So for example, AD&D has CRUEL surprise rules. Depending on the roll, you can be surprised for multiple segments and your opponents can get multiple attacks against you. Surprise is remarkably deadly in 1e. Now, you could blunt the deadliness of surprise by eliminating it entirely as it is too deadly, by restricting it to one attack only, or by any other method that allows you to serve the story. Because having the party, or a member of the party, die by surprise is something that doesn’t fit everyone’s idea of what a story is like. I’ve seen many people say they don’t oppose death, just ignoble death, and dying because you were surprised and shanked isn’t noble death for many, it DOESN’T SERVE THE STORY.
But I run AD&D surprise as written. My players have learned how deadly surprise is, so now they take precautions and play smart. They have learned through consequentialism and developed skills in game.

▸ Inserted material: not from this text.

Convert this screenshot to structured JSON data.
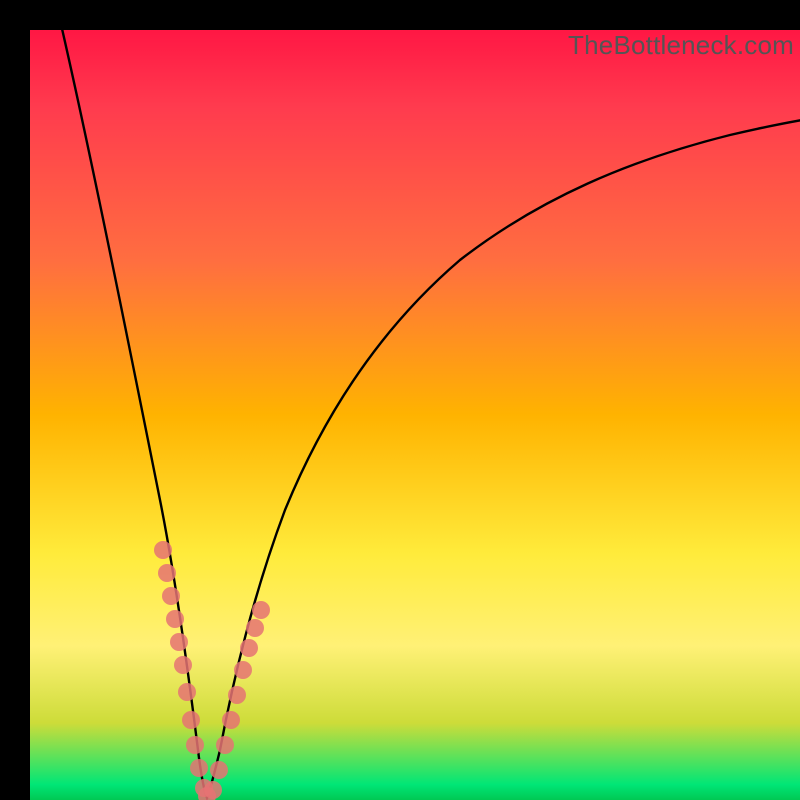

Another example I’ve seen in many of my groups is distance. Distance is the best armor in D&D, it’s much better to keep your distance and avoid melee if possible, as many close up attacks are deadly. So my group often uses ranged spells and missile weapons in combat. But they have learned that AD&D has unforgiving friendly fire rules, and AOE spells can catch everyone, so now they coordinate their attacks to minimize the chances of friendly fire.
That’s a skill they learned at the table because the game is so deadly. Again, I could blunt the consequences of this for the purposes of the story, does it serve the story for a PC to die because of another PCs badly shot arrow? My guess is that many DMs would hand wave this, or just not use friendly fire rules, as they would feel this is a cheap way to die.
In my game, the players learned the consequences and improved their skill at the game in response.
Why is this important? Because I’m running a game, not a storytelling experience, and in games, it’s satisfying to improve your skills. It’s fun to play, but it’s also fun to play WELL, and if you play a consequentialist game, your players will develop that skill. In a metagaming sense, your PCs are your learning engines, through their misfortune the players learn to play a better game.
There is something particularly rewarding about building skills at something, getting visibly and noticeably better at a game can build confidence, and give players the willingness to try new things. Again, I run games for kids, and watching them grow in skill and get better and surviving the game and achieving their goals is very rewarding.
Of course, if you see D&D as primarily a storytelling game, you might not care about building skills and having consequences. And that’s fine. The game doesn’t have to be played this way. And you can have a ton of fun playing D&D as a story focused game. Stories, even when they aren’t deadly and they bend the consequences a bit, can still be challenging and rewarding.
But that isn’t the only way to play D&D. And I would submit that the people who are finding 5e to be unsatisfying might be disliking it for precisely this reason. They are playing it like they are telling a story. If this isn’t chiming your bell, I would recommend trying to play the game with a more consequentialist focus. It will mean making some tough calls, and watching as the dice do horrible things to your players. There will be times when you will be SORELY TEMPTED to fudge dice, reverse results, hand wave things, because that will make for a “better story”.
My advice is to try and resist these impulses and see how the game plays. Rather than asking, “how can I alter this result to fit the story we want to tell” try asking, “how is the game world going to react to the players actions”. Don’t change results to serve the story, play the game as it lays and tell stories about it afterwards.
Trust me, it will be epic.